[HOW TO COMPLETE THIS TASK]
Pictures stay out; everything else in the records below gets copied exactly.

[TASK INPUT]
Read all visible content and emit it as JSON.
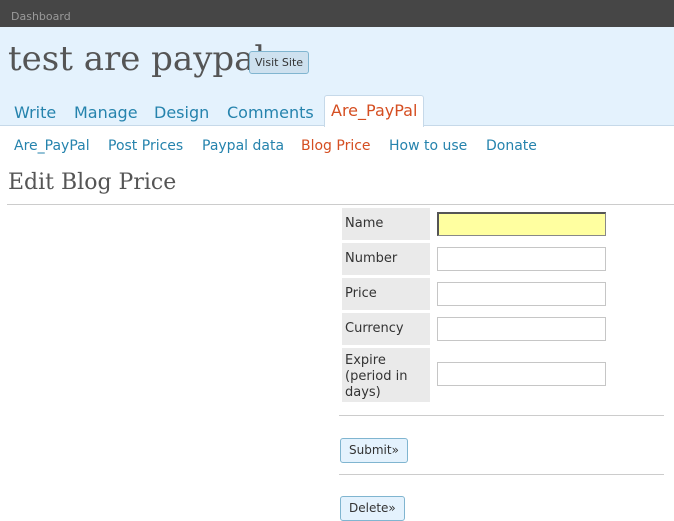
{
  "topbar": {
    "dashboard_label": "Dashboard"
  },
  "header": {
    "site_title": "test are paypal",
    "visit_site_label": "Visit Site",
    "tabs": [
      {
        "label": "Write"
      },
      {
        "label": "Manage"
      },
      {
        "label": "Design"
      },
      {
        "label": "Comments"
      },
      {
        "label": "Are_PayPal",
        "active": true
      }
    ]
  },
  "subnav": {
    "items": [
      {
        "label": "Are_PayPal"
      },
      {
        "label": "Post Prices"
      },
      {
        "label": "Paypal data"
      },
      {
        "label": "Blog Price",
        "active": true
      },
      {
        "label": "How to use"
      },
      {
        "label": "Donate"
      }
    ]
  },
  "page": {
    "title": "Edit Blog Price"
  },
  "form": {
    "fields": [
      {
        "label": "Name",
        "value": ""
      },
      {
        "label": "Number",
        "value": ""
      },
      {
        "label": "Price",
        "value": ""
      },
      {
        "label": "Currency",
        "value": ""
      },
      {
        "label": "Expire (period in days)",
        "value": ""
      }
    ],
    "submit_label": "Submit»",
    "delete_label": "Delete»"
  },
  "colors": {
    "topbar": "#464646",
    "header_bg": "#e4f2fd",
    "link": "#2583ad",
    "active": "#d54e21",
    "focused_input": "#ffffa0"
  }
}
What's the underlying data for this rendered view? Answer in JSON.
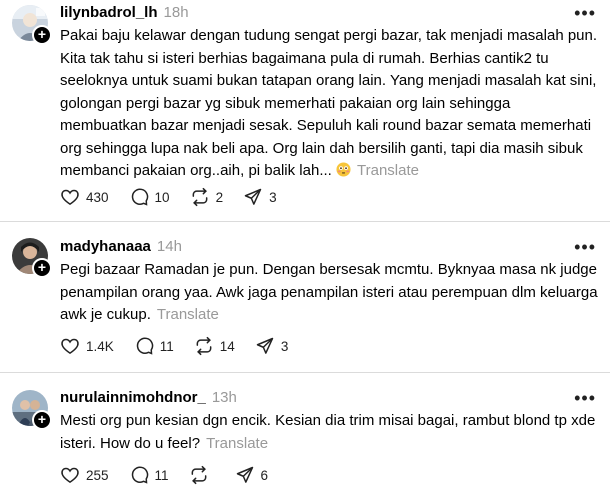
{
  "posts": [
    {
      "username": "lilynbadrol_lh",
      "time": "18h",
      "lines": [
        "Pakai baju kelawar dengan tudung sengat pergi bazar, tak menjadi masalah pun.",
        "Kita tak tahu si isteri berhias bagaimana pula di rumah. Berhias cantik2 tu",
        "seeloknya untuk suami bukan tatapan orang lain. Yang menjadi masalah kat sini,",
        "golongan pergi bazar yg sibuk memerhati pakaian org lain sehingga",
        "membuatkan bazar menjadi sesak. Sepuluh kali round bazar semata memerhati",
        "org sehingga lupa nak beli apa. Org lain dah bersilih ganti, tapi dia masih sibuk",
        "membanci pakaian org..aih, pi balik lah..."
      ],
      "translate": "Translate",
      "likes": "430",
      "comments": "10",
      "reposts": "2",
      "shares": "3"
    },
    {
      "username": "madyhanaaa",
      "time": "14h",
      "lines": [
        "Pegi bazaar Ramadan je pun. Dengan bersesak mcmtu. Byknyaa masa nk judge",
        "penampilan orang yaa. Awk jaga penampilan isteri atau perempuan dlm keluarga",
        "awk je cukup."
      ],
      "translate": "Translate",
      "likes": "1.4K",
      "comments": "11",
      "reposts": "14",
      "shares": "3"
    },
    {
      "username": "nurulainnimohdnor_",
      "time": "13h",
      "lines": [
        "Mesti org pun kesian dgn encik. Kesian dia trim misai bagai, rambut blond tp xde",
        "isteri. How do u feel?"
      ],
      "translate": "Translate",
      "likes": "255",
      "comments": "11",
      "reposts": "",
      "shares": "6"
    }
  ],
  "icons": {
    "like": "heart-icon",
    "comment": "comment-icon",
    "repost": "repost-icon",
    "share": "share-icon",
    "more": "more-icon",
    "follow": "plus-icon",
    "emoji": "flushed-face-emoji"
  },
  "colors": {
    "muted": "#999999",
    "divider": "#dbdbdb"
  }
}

[ANSWER AREA]
Read all visible content and emit it as JSON.
{
  "topbar": {
    "dashboard_label": "Dashboard"
  },
  "header": {
    "site_title": "test are paypal",
    "visit_site_label": "Visit Site",
    "tabs": [
      {
        "label": "Write"
      },
      {
        "label": "Manage"
      },
      {
        "label": "Design"
      },
      {
        "label": "Comments"
      },
      {
        "label": "Are_PayPal",
        "active": true
      }
    ]
  },
  "subnav": {
    "items": [
      {
        "label": "Are_PayPal"
      },
      {
        "label": "Post Prices"
      },
      {
        "label": "Paypal data"
      },
      {
        "label": "Blog Price",
        "active": true
      },
      {
        "label": "How to use"
      },
      {
        "label": "Donate"
      }
    ]
  },
  "page": {
    "title": "Edit Blog Price"
  },
  "form": {
    "fields": [
      {
        "label": "Name",
        "value": ""
      },
      {
        "label": "Number",
        "value": ""
      },
      {
        "label": "Price",
        "value": ""
      },
      {
        "label": "Currency",
        "value": ""
      },
      {
        "label": "Expire (period in days)",
        "value": ""
      }
    ],
    "submit_label": "Submit»",
    "delete_label": "Delete»"
  },
  "colors": {
    "topbar": "#464646",
    "header_bg": "#e4f2fd",
    "link": "#2583ad",
    "active": "#d54e21",
    "focused_input": "#ffffa0"
  }
}
What's the underlying data for this rendered view? Answer in JSON.
{
  "posts": [
    {
      "username": "lilynbadrol_lh",
      "time": "18h",
      "lines": [
        "Pakai baju kelawar dengan tudung sengat pergi bazar, tak menjadi masalah pun.",
        "Kita tak tahu si isteri berhias bagaimana pula di rumah. Berhias cantik2 tu",
        "seeloknya untuk suami bukan tatapan orang lain. Yang menjadi masalah kat sini,",
        "golongan pergi bazar yg sibuk memerhati pakaian org lain sehingga",
        "membuatkan bazar menjadi sesak. Sepuluh kali round bazar semata memerhati",
        "org sehingga lupa nak beli apa. Org lain dah bersilih ganti, tapi dia masih sibuk",
        "membanci pakaian org..aih, pi balik lah..."
      ],
      "translate": "Translate",
      "likes": "430",
      "comments": "10",
      "reposts": "2",
      "shares": "3"
    },
    {
      "username": "madyhanaaa",
      "time": "14h",
      "lines": [
        "Pegi bazaar Ramadan je pun. Dengan bersesak mcmtu. Byknyaa masa nk judge",
        "penampilan orang yaa. Awk jaga penampilan isteri atau perempuan dlm keluarga",
        "awk je cukup."
      ],
      "translate": "Translate",
      "likes": "1.4K",
      "comments": "11",
      "reposts": "14",
      "shares": "3"
    },
    {
      "username": "nurulainnimohdnor_",
      "time": "13h",
      "lines": [
        "Mesti org pun kesian dgn encik. Kesian dia trim misai bagai, rambut blond tp xde",
        "isteri. How do u feel?"
      ],
      "translate": "Translate",
      "likes": "255",
      "comments": "11",
      "reposts": "",
      "shares": "6"
    }
  ],
  "icons": {
    "like": "heart-icon",
    "comment": "comment-icon",
    "repost": "repost-icon",
    "share": "share-icon",
    "more": "more-icon",
    "follow": "plus-icon",
    "emoji": "flushed-face-emoji"
  },
  "colors": {
    "muted": "#999999",
    "divider": "#dbdbdb"
  }
}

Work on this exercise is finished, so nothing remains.